_Exercise requirements:_ Each line holding the string "time" is to be copied from the data.

(Data records for software interfaces)
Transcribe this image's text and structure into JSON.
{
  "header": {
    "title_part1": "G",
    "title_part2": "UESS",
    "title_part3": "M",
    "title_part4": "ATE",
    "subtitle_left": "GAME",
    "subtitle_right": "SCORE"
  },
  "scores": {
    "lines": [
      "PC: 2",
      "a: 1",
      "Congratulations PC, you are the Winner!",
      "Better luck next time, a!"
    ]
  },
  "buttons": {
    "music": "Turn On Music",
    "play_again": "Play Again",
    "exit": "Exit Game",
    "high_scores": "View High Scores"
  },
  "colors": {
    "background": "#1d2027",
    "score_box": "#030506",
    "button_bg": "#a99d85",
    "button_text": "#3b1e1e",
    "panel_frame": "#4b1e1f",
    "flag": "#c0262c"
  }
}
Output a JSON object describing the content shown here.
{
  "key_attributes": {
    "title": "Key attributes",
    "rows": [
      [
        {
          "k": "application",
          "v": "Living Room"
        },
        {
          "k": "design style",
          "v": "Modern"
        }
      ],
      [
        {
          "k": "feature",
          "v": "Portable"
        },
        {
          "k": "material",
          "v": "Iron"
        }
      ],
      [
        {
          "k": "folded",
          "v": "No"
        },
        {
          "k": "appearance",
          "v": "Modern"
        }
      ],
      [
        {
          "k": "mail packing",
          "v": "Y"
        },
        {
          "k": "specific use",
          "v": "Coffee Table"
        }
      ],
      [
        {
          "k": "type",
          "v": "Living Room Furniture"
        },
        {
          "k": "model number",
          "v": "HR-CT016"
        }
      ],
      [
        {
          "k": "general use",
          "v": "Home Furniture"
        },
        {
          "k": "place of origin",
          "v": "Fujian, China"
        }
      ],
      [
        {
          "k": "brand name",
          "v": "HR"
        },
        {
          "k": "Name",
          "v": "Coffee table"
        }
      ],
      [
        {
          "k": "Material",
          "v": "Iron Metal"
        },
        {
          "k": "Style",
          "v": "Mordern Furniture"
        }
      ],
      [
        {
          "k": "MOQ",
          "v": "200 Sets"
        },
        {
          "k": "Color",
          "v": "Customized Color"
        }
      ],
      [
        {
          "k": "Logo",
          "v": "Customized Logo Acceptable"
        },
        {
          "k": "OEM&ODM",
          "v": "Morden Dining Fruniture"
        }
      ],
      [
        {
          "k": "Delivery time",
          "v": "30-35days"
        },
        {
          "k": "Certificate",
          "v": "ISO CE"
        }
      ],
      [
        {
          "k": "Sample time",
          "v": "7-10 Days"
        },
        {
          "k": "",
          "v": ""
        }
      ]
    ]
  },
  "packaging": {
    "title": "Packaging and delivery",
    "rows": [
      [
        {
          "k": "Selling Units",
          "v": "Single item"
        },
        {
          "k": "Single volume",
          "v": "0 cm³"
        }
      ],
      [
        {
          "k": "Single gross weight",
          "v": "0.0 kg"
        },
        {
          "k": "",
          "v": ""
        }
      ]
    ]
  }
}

_Solution:_
      "Better luck next time, a!"
          "k": "Delivery time",
          "k": "Sample time",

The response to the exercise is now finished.